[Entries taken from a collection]
************

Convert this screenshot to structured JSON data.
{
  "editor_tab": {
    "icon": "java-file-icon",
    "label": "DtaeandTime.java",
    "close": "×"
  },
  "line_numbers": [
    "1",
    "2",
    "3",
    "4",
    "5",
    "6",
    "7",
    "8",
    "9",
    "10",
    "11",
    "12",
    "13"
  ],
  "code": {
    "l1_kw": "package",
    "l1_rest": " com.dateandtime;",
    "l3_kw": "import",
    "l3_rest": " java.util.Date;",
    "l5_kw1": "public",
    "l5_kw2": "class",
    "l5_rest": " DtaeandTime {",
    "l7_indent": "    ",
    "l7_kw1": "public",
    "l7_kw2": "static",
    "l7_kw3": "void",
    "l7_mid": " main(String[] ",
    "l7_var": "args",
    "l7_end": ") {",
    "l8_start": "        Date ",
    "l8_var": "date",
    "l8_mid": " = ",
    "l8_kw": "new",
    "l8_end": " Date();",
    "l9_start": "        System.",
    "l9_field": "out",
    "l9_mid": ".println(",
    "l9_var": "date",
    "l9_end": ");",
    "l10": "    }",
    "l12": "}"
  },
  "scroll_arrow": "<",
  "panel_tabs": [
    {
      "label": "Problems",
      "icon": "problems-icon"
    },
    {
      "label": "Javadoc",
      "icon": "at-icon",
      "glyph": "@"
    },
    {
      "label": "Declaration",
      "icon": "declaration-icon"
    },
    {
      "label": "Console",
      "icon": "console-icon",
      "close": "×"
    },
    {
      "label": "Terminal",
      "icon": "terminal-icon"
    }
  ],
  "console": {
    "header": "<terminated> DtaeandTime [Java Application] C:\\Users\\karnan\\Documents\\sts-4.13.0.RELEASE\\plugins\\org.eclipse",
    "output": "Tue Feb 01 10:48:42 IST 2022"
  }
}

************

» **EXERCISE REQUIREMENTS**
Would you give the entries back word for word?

» **ANSWER SPACE**
Convert this screenshot to structured JSON data.
{
  "editor_tab": {
    "icon": "java-file-icon",
    "label": "DtaeandTime.java",
    "close": "×"
  },
  "line_numbers": [
    "1",
    "2",
    "3",
    "4",
    "5",
    "6",
    "7",
    "8",
    "9",
    "10",
    "11",
    "12",
    "13"
  ],
  "code": {
    "l1_kw": "package",
    "l1_rest": " com.dateandtime;",
    "l3_kw": "import",
    "l3_rest": " java.util.Date;",
    "l5_kw1": "public",
    "l5_kw2": "class",
    "l5_rest": " DtaeandTime {",
    "l7_indent": "    ",
    "l7_kw1": "public",
    "l7_kw2": "static",
    "l7_kw3": "void",
    "l7_mid": " main(String[] ",
    "l7_var": "args",
    "l7_end": ") {",
    "l8_start": "        Date ",
    "l8_var": "date",
    "l8_mid": " = ",
    "l8_kw": "new",
    "l8_end": " Date();",
    "l9_start": "        System.",
    "l9_field": "out",
    "l9_mid": ".println(",
    "l9_var": "date",
    "l9_end": ");",
    "l10": "    }",
    "l12": "}"
  },
  "scroll_arrow": "<",
  "panel_tabs": [
    {
      "label": "Problems",
      "icon": "problems-icon"
    },
    {
      "label": "Javadoc",
      "icon": "at-icon",
      "glyph": "@"
    },
    {
      "label": "Declaration",
      "icon": "declaration-icon"
    },
    {
      "label": "Console",
      "icon": "console-icon",
      "close": "×"
    },
    {
      "label": "Terminal",
      "icon": "terminal-icon"
    }
  ],
  "console": {
    "header": "<terminated> DtaeandTime [Java Application] C:\\Users\\karnan\\Documents\\sts-4.13.0.RELEASE\\plugins\\org.eclipse",
    "output": "Tue Feb 01 10:48:42 IST 2022"
  }
}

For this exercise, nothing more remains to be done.